▶ _What to work on_
Please give back each entry below unaltered, leaving the pictures out.

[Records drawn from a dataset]

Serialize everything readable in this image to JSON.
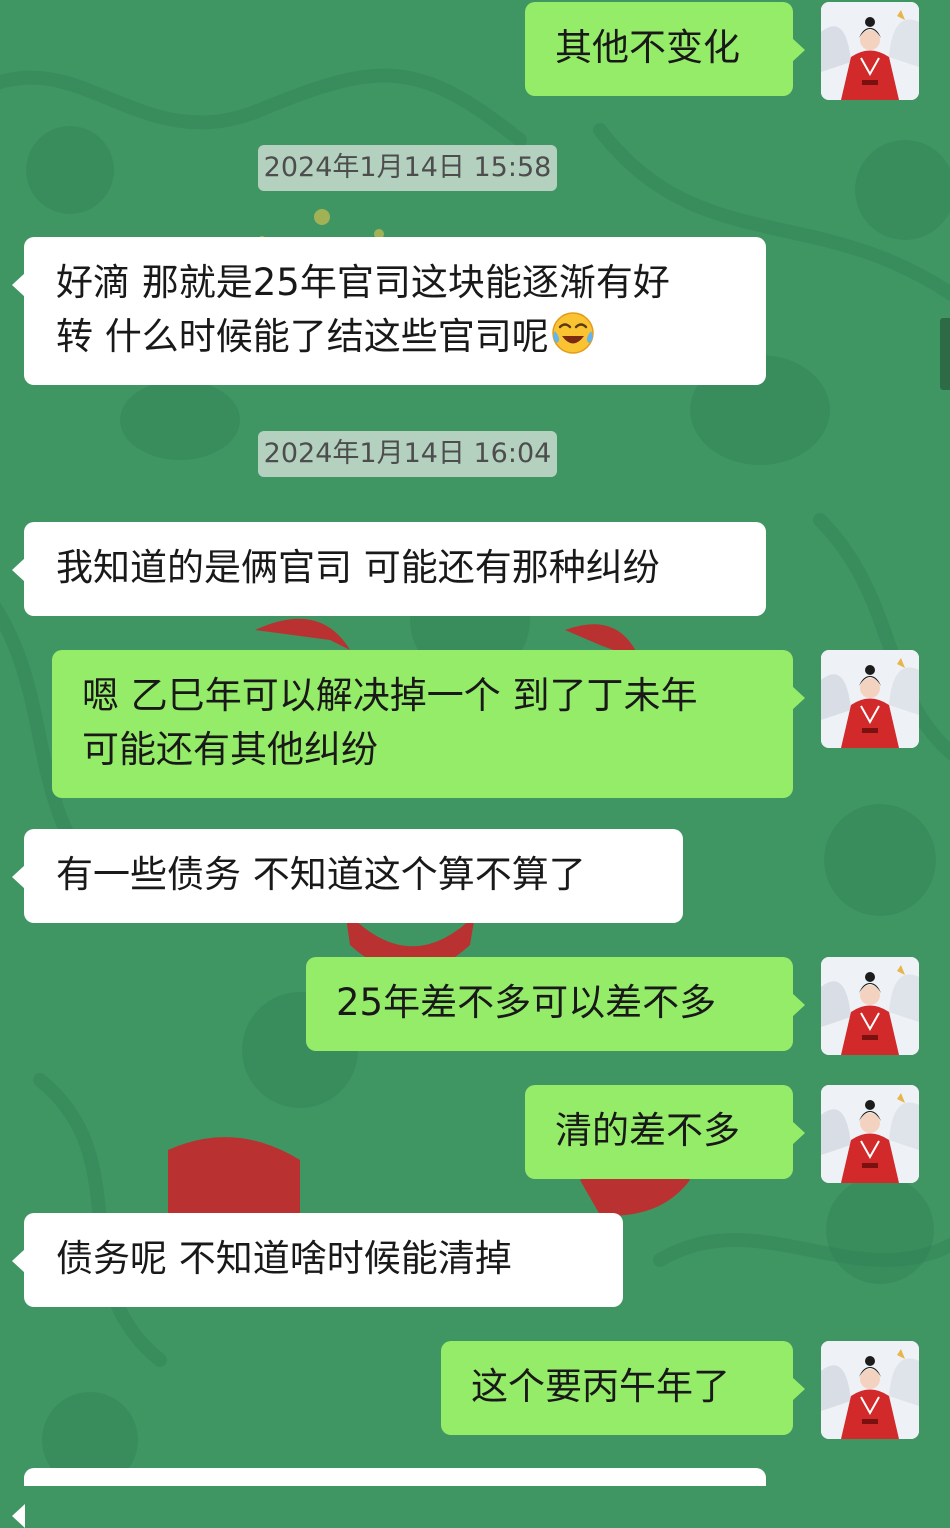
{
  "colors": {
    "background": "#3f9663",
    "incoming_bubble": "#ffffff",
    "outgoing_bubble": "#95ec69",
    "timestamp_bg": "#e2e8e4",
    "text": "#191919"
  },
  "messages": [
    {
      "type": "outgoing",
      "text": "其他不变化",
      "avatar": "avatar-woman-red-hanfu-icon"
    },
    {
      "type": "timestamp",
      "text": "2024年1月14日 15:58"
    },
    {
      "type": "incoming",
      "lines": [
        "好滴 那就是25年官司这块能逐渐有好",
        "转 什么时候能了结这些官司呢"
      ],
      "emoji": "crying-laughing-emoji-icon"
    },
    {
      "type": "timestamp",
      "text": "2024年1月14日 16:04"
    },
    {
      "type": "incoming",
      "text": "我知道的是俩官司  可能还有那种纠纷"
    },
    {
      "type": "outgoing",
      "lines": [
        "嗯 乙巳年可以解决掉一个 到了丁未年",
        "可能还有其他纠纷"
      ],
      "avatar": "avatar-woman-red-hanfu-icon"
    },
    {
      "type": "incoming",
      "text": "有一些债务 不知道这个算不算了"
    },
    {
      "type": "outgoing",
      "text": "25年差不多可以差不多",
      "avatar": "avatar-woman-red-hanfu-icon"
    },
    {
      "type": "outgoing",
      "text": "清的差不多",
      "avatar": "avatar-woman-red-hanfu-icon"
    },
    {
      "type": "incoming",
      "text": "债务呢 不知道啥时候能清掉"
    },
    {
      "type": "outgoing",
      "text": "这个要丙午年了",
      "avatar": "avatar-woman-red-hanfu-icon"
    }
  ]
}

▶ _Response to the task_
Serialize everything readable in this image to JSON.
{
  "colors": {
    "background": "#3f9663",
    "incoming_bubble": "#ffffff",
    "outgoing_bubble": "#95ec69",
    "timestamp_bg": "#e2e8e4",
    "text": "#191919"
  },
  "messages": [
    {
      "type": "outgoing",
      "text": "其他不变化",
      "avatar": "avatar-woman-red-hanfu-icon"
    },
    {
      "type": "timestamp",
      "text": "2024年1月14日 15:58"
    },
    {
      "type": "incoming",
      "lines": [
        "好滴 那就是25年官司这块能逐渐有好",
        "转 什么时候能了结这些官司呢"
      ],
      "emoji": "crying-laughing-emoji-icon"
    },
    {
      "type": "timestamp",
      "text": "2024年1月14日 16:04"
    },
    {
      "type": "incoming",
      "text": "我知道的是俩官司  可能还有那种纠纷"
    },
    {
      "type": "outgoing",
      "lines": [
        "嗯 乙巳年可以解决掉一个 到了丁未年",
        "可能还有其他纠纷"
      ],
      "avatar": "avatar-woman-red-hanfu-icon"
    },
    {
      "type": "incoming",
      "text": "有一些债务 不知道这个算不算了"
    },
    {
      "type": "outgoing",
      "text": "25年差不多可以差不多",
      "avatar": "avatar-woman-red-hanfu-icon"
    },
    {
      "type": "outgoing",
      "text": "清的差不多",
      "avatar": "avatar-woman-red-hanfu-icon"
    },
    {
      "type": "incoming",
      "text": "债务呢 不知道啥时候能清掉"
    },
    {
      "type": "outgoing",
      "text": "这个要丙午年了",
      "avatar": "avatar-woman-red-hanfu-icon"
    }
  ]
}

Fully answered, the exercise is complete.